# PROBLEM DETAILS
Copy out all the lines in the records that include the word "JSON".

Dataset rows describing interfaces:
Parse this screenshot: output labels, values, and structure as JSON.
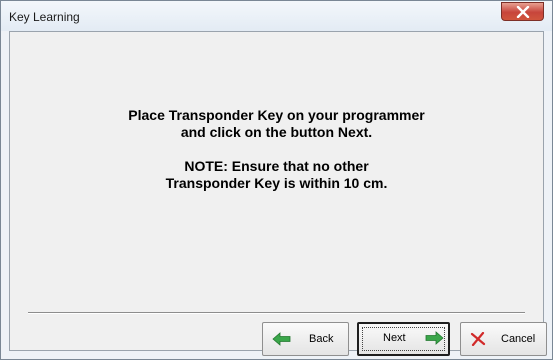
{
  "window": {
    "title": "Key Learning"
  },
  "message": {
    "line1": "Place Transponder Key on your programmer",
    "line2": "and click on the button Next.",
    "line3": "NOTE: Ensure that no other",
    "line4": "Transponder Key is within 10 cm."
  },
  "buttons": {
    "back_label": "Back",
    "next_label": "Next",
    "cancel_label": "Cancel"
  },
  "icons": {
    "close": "close-icon",
    "back": "arrow-left-icon",
    "next": "arrow-right-icon",
    "cancel": "cancel-x-icon"
  },
  "colors": {
    "close_button": "#c7453b",
    "arrow_green": "#3aa64a",
    "cancel_red": "#d12a2a"
  }
}
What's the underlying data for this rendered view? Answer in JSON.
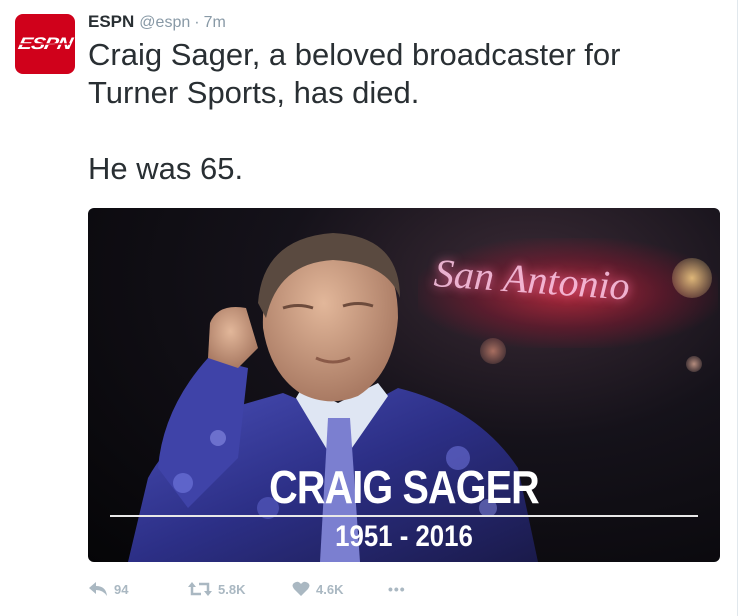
{
  "author": {
    "name": "ESPN",
    "handle": "@espn",
    "separator": "·",
    "time": "7m",
    "avatar_logo": "ESPN"
  },
  "tweet": {
    "text_line1": "Craig Sager, a beloved broadcaster for Turner Sports, has died.",
    "text_line2": "He was 65."
  },
  "media": {
    "banner_text": "San Antonio",
    "caption_name": "CRAIG SAGER",
    "caption_years": "1951 - 2016"
  },
  "actions": {
    "reply_count": "94",
    "retweet_count": "5.8K",
    "like_count": "4.6K",
    "more_label": "•••"
  },
  "colors": {
    "brand": "#d0011b",
    "text": "#292f33",
    "muted": "#8899a6",
    "action": "#aab8c2"
  }
}
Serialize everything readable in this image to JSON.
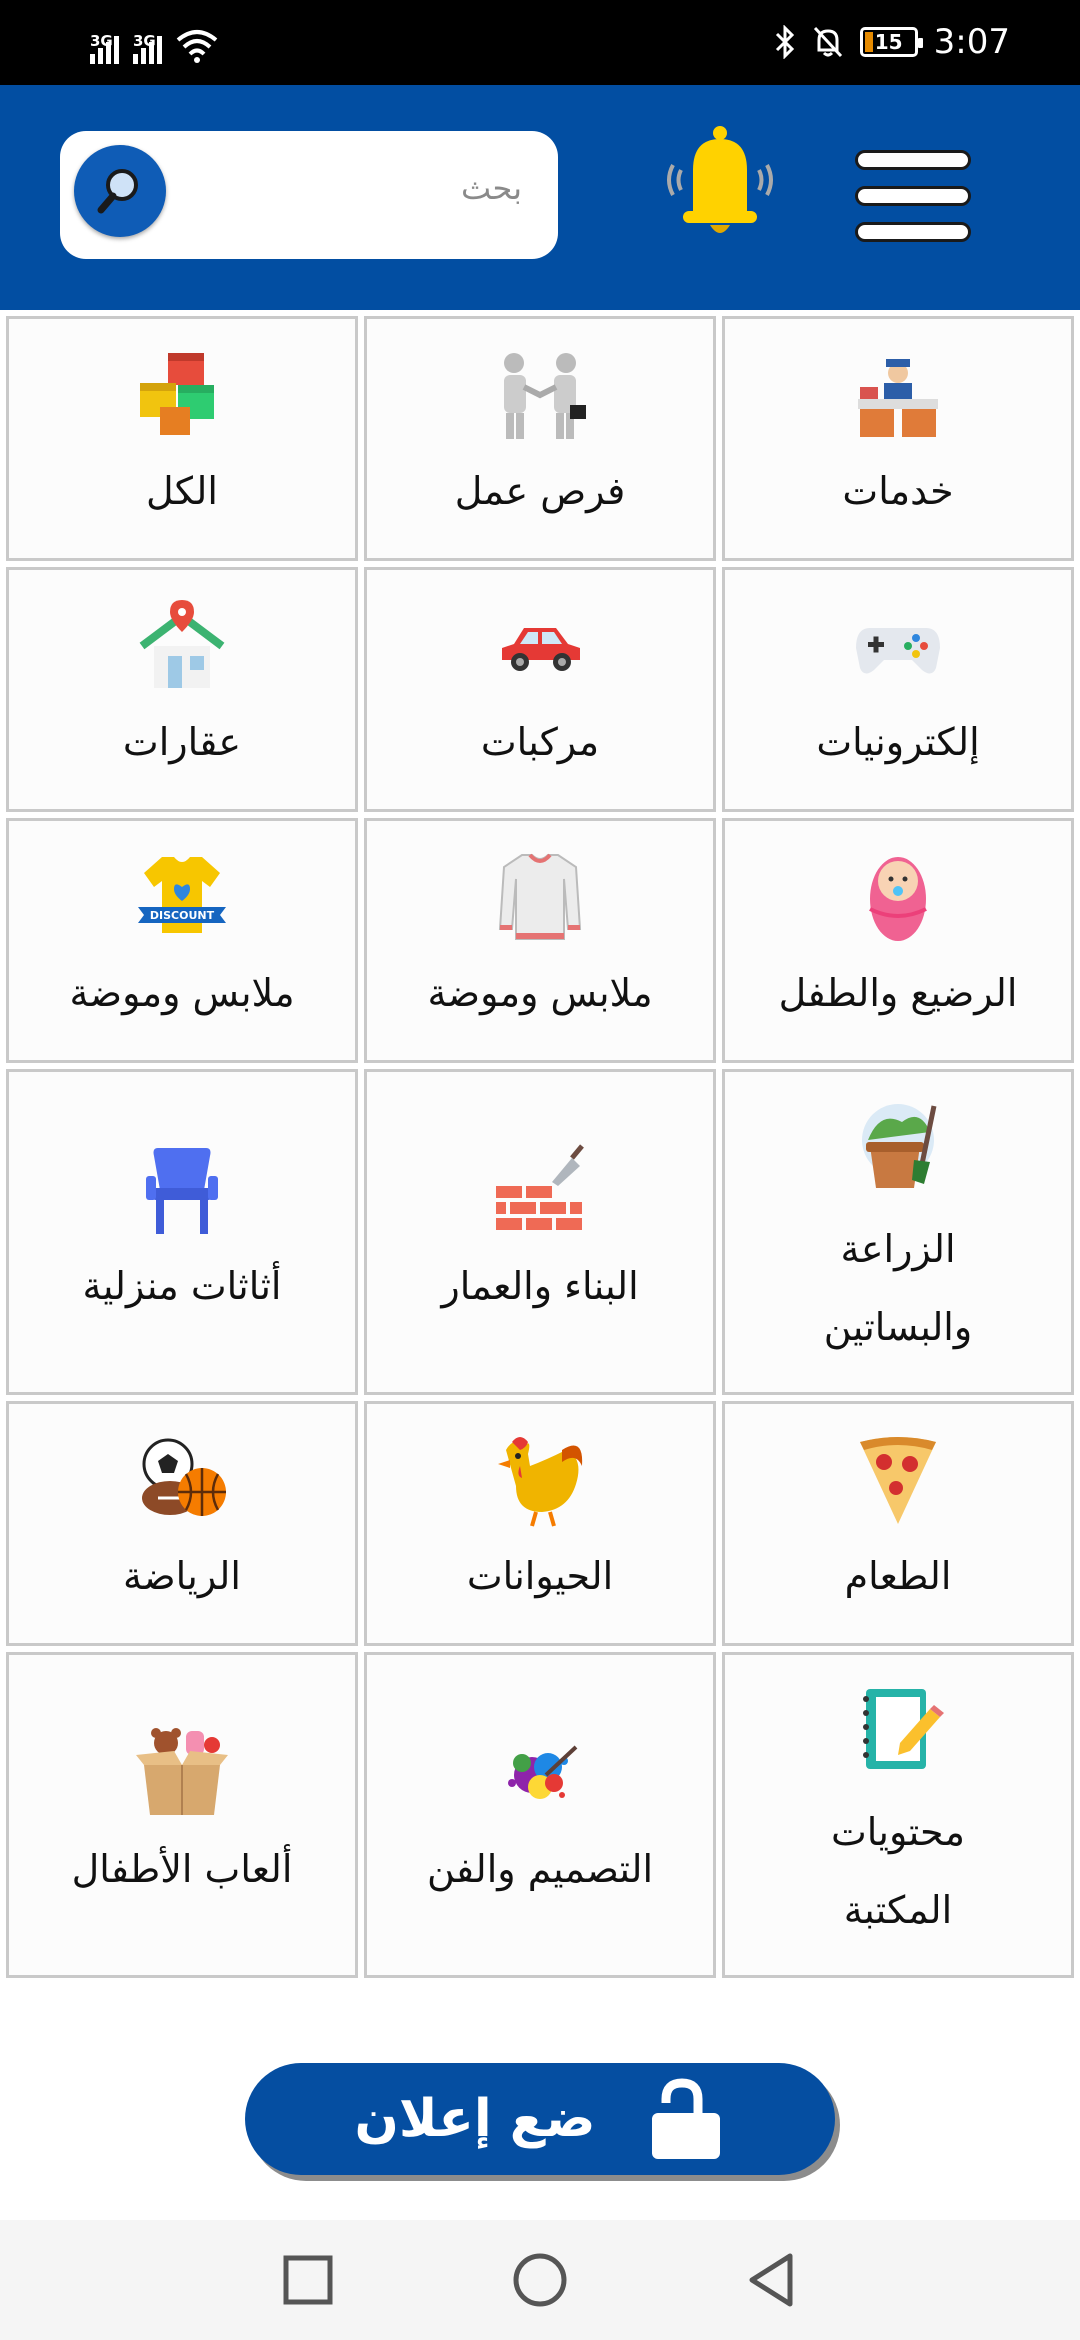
{
  "status_bar": {
    "signal_1": "3G",
    "signal_2": "3G",
    "battery_level": "15",
    "time": "3:07"
  },
  "header": {
    "search_placeholder": "بحث",
    "colors": {
      "header_bg": "#024ea2",
      "bell": "#ffd200"
    }
  },
  "categories": [
    {
      "label": "خدمات",
      "icon": "service-desk-icon"
    },
    {
      "label": "فرص عمل",
      "icon": "handshake-icon"
    },
    {
      "label": "الكل",
      "icon": "colorful-boxes-icon"
    },
    {
      "label": "إلكترونيات",
      "icon": "gamepad-icon"
    },
    {
      "label": "مركبات",
      "icon": "car-icon"
    },
    {
      "label": "عقارات",
      "icon": "house-pin-icon"
    },
    {
      "label": "الرضيع والطفل",
      "icon": "baby-icon"
    },
    {
      "label": "ملابس وموضة",
      "icon": "sweater-icon"
    },
    {
      "label": "ملابس وموضة",
      "icon": "discount-shirt-icon"
    },
    {
      "label": "الزراعة والبساتين",
      "label_line1": "الزراعة",
      "label_line2": "والبساتين",
      "icon": "plant-pot-icon"
    },
    {
      "label": "البناء والعمار",
      "icon": "brick-trowel-icon"
    },
    {
      "label": "أثاثات منزلية",
      "icon": "chair-icon"
    },
    {
      "label": "الطعام",
      "icon": "pizza-icon"
    },
    {
      "label": "الحيوانات",
      "icon": "rooster-icon"
    },
    {
      "label": "الرياضة",
      "icon": "sports-balls-icon"
    },
    {
      "label": "محتويات المكتبة",
      "label_line1": "محتويات",
      "label_line2": "المكتبة",
      "icon": "notebook-pencil-icon"
    },
    {
      "label": "التصميم والفن",
      "icon": "paint-splash-icon"
    },
    {
      "label": "ألعاب الأطفال",
      "icon": "toy-box-icon"
    }
  ],
  "post_ad": {
    "label": "ضع إعلان",
    "icon": "unlock-icon"
  },
  "nav": {
    "icons": [
      "recents-square-icon",
      "home-circle-icon",
      "back-triangle-icon"
    ]
  }
}
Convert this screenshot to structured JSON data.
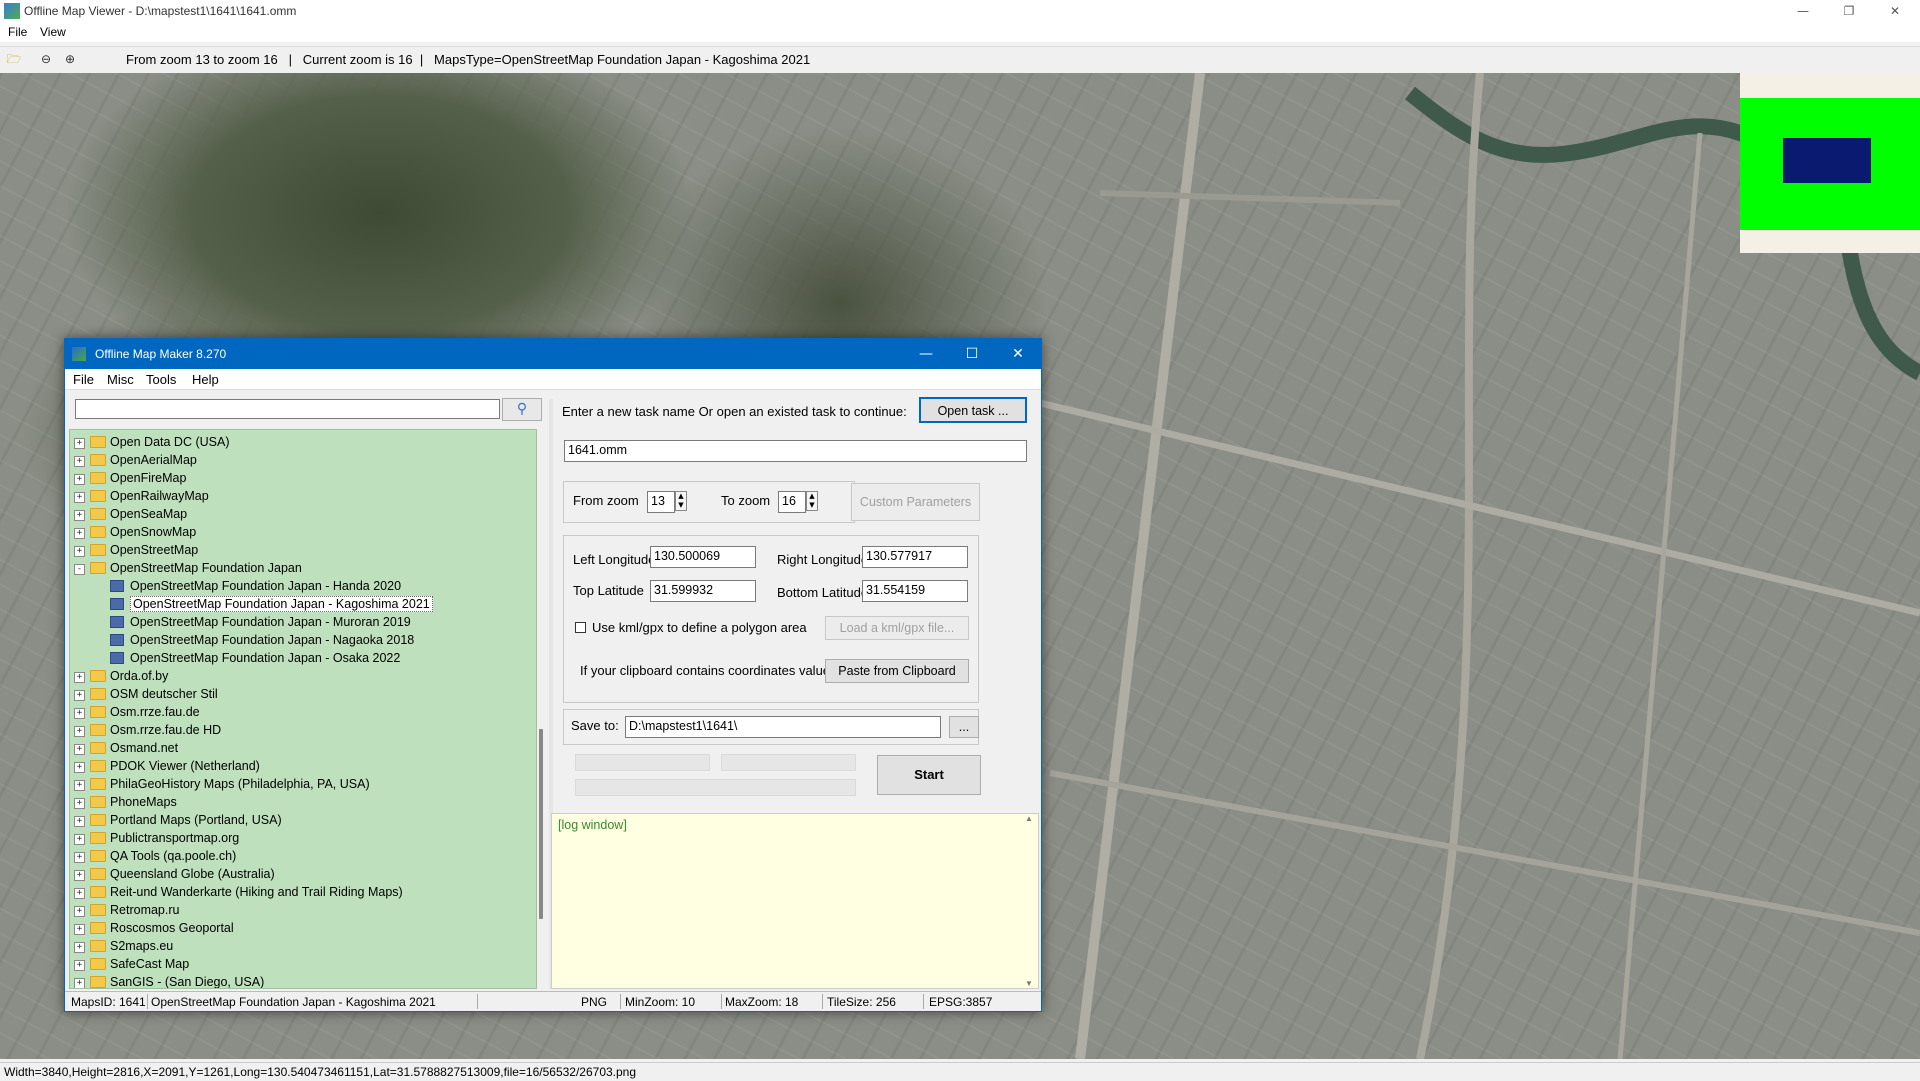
{
  "app": {
    "title": "Offline Map Viewer - D:\\mapstest1\\1641\\1641.omm",
    "menu": [
      "File",
      "View"
    ],
    "toolbar_info": "From zoom 13 to zoom 16   |   Current zoom is 16  |   MapsType=OpenStreetMap Foundation Japan - Kagoshima 2021",
    "status": "Width=3840,Height=2816,X=2091,Y=1261,Long=130.540473461151,Lat=31.5788827513009,file=16/56532/26703.png",
    "minimap_colors": {
      "background": "#00ff00",
      "viewport": "#0a1a6e"
    }
  },
  "dialog": {
    "title": "Offline Map Maker 8.270",
    "menu": [
      "File",
      "Misc",
      "Tools",
      "Help"
    ],
    "search_value": "",
    "tree": [
      {
        "label": "Open Data DC (USA)",
        "type": "folder"
      },
      {
        "label": "OpenAerialMap",
        "type": "folder"
      },
      {
        "label": "OpenFireMap",
        "type": "folder"
      },
      {
        "label": "OpenRailwayMap",
        "type": "folder"
      },
      {
        "label": "OpenSeaMap",
        "type": "folder"
      },
      {
        "label": "OpenSnowMap",
        "type": "folder"
      },
      {
        "label": "OpenStreetMap",
        "type": "folder"
      },
      {
        "label": "OpenStreetMap Foundation Japan",
        "type": "folder-open"
      },
      {
        "label": "OpenStreetMap Foundation Japan - Handa 2020",
        "type": "leaf"
      },
      {
        "label": "OpenStreetMap Foundation Japan - Kagoshima 2021",
        "type": "leaf",
        "selected": true
      },
      {
        "label": "OpenStreetMap Foundation Japan - Muroran 2019",
        "type": "leaf"
      },
      {
        "label": "OpenStreetMap Foundation Japan - Nagaoka 2018",
        "type": "leaf"
      },
      {
        "label": "OpenStreetMap Foundation Japan - Osaka 2022",
        "type": "leaf"
      },
      {
        "label": "Orda.of.by",
        "type": "folder"
      },
      {
        "label": "OSM deutscher Stil",
        "type": "folder"
      },
      {
        "label": "Osm.rrze.fau.de",
        "type": "folder"
      },
      {
        "label": "Osm.rrze.fau.de HD",
        "type": "folder"
      },
      {
        "label": "Osmand.net",
        "type": "folder"
      },
      {
        "label": "PDOK Viewer (Netherland)",
        "type": "folder"
      },
      {
        "label": "PhilaGeoHistory Maps (Philadelphia, PA, USA)",
        "type": "folder"
      },
      {
        "label": "PhoneMaps",
        "type": "folder"
      },
      {
        "label": "Portland Maps (Portland, USA)",
        "type": "folder"
      },
      {
        "label": "Publictransportmap.org",
        "type": "folder"
      },
      {
        "label": "QA Tools (qa.poole.ch)",
        "type": "folder"
      },
      {
        "label": "Queensland Globe (Australia)",
        "type": "folder"
      },
      {
        "label": "Reit-und Wanderkarte (Hiking and Trail Riding Maps)",
        "type": "folder"
      },
      {
        "label": "Retromap.ru",
        "type": "folder"
      },
      {
        "label": "Roscosmos Geoportal",
        "type": "folder"
      },
      {
        "label": "S2maps.eu",
        "type": "folder"
      },
      {
        "label": "SafeCast Map",
        "type": "folder"
      },
      {
        "label": "SanGIS - (San Diego, USA)",
        "type": "folder"
      }
    ],
    "task_prompt": "Enter a new task name Or open an existed task to continue:",
    "open_task_label": "Open task ...",
    "task_name": "1641.omm",
    "from_zoom_label": "From zoom",
    "from_zoom": "13",
    "to_zoom_label": "To zoom",
    "to_zoom": "16",
    "custom_params_label": "Custom Parameters",
    "left_lon_label": "Left Longitude",
    "left_lon": "130.500069",
    "right_lon_label": "Right Longitude",
    "right_lon": "130.577917",
    "top_lat_label": "Top Latitude",
    "top_lat": "31.599932",
    "bottom_lat_label": "Bottom Latitude",
    "bottom_lat": "31.554159",
    "kml_label": "Use kml/gpx to define a polygon area",
    "load_kml_label": "Load a kml/gpx file...",
    "clipboard_text": "If your clipboard contains coordinates values:",
    "paste_label": "Paste from Clipboard",
    "save_to_label": "Save to:",
    "save_to": "D:\\mapstest1\\1641\\",
    "browse_label": "...",
    "start_label": "Start",
    "log_text": "[log window]",
    "status": {
      "maps_id": "MapsID: 1641",
      "map_name": "OpenStreetMap Foundation Japan - Kagoshima 2021",
      "format": "PNG",
      "min_zoom": "MinZoom: 10",
      "max_zoom": "MaxZoom: 18",
      "tile_size": "TileSize: 256",
      "epsg": "EPSG:3857"
    }
  }
}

# SOLUTION FOR THIS TASK
Parse this screenshot: output labels, values, and structure as JSON.
What's the underlying data for this rendered view? Answer in JSON.
Serialize everything readable in this image to JSON.
Convert this screenshot to structured JSON data.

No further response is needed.